== RECORDS PROVIDED

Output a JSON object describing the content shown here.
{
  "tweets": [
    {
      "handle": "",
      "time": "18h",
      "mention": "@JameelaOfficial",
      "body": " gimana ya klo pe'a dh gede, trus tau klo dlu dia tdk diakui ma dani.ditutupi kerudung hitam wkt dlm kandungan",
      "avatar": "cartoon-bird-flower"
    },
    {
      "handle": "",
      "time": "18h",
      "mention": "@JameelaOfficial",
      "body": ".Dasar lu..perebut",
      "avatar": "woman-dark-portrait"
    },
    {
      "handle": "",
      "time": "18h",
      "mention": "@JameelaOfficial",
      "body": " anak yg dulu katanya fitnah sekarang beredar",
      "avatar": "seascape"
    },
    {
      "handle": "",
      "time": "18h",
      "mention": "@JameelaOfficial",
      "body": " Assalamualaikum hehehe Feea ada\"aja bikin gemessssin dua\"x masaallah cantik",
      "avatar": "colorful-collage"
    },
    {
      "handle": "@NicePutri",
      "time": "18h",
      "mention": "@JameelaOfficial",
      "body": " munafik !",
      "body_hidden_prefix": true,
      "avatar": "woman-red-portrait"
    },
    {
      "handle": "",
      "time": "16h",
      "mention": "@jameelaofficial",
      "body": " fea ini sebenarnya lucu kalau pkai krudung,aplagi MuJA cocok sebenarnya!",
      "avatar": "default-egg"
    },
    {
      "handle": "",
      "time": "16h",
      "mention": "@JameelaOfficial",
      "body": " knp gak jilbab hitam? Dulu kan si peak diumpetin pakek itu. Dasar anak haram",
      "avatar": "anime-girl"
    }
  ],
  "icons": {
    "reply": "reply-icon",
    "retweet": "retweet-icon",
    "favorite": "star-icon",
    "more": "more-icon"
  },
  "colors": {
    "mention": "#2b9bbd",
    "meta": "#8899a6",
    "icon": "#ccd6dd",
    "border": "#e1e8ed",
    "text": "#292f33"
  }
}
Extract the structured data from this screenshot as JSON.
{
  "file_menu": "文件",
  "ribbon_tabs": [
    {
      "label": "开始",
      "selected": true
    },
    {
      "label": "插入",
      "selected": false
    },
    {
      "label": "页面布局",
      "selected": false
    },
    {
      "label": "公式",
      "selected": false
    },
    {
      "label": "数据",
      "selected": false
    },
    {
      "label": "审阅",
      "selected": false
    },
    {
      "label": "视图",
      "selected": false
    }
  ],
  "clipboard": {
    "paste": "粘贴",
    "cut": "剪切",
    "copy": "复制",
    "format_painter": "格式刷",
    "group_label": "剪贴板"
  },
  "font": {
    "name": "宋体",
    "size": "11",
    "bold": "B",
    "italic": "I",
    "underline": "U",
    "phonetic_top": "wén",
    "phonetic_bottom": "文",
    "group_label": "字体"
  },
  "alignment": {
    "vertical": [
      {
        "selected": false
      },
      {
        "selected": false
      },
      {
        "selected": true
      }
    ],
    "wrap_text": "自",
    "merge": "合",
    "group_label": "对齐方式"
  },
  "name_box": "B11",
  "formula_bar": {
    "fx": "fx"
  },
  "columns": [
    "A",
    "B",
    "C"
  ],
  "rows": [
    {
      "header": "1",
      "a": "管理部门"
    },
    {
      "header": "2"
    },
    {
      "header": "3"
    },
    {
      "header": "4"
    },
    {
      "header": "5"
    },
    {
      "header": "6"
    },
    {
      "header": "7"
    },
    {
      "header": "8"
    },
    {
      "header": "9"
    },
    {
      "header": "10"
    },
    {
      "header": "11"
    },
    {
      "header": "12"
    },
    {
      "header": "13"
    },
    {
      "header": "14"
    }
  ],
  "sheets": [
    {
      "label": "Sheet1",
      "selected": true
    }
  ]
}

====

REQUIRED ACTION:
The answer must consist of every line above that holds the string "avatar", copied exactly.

RESPONSE AREA:
      "avatar": "cartoon-bird-flower"
      "avatar": "woman-dark-portrait"
      "avatar": "seascape"
      "avatar": "colorful-collage"
      "avatar": "woman-red-portrait"
      "avatar": "default-egg"
      "avatar": "anime-girl"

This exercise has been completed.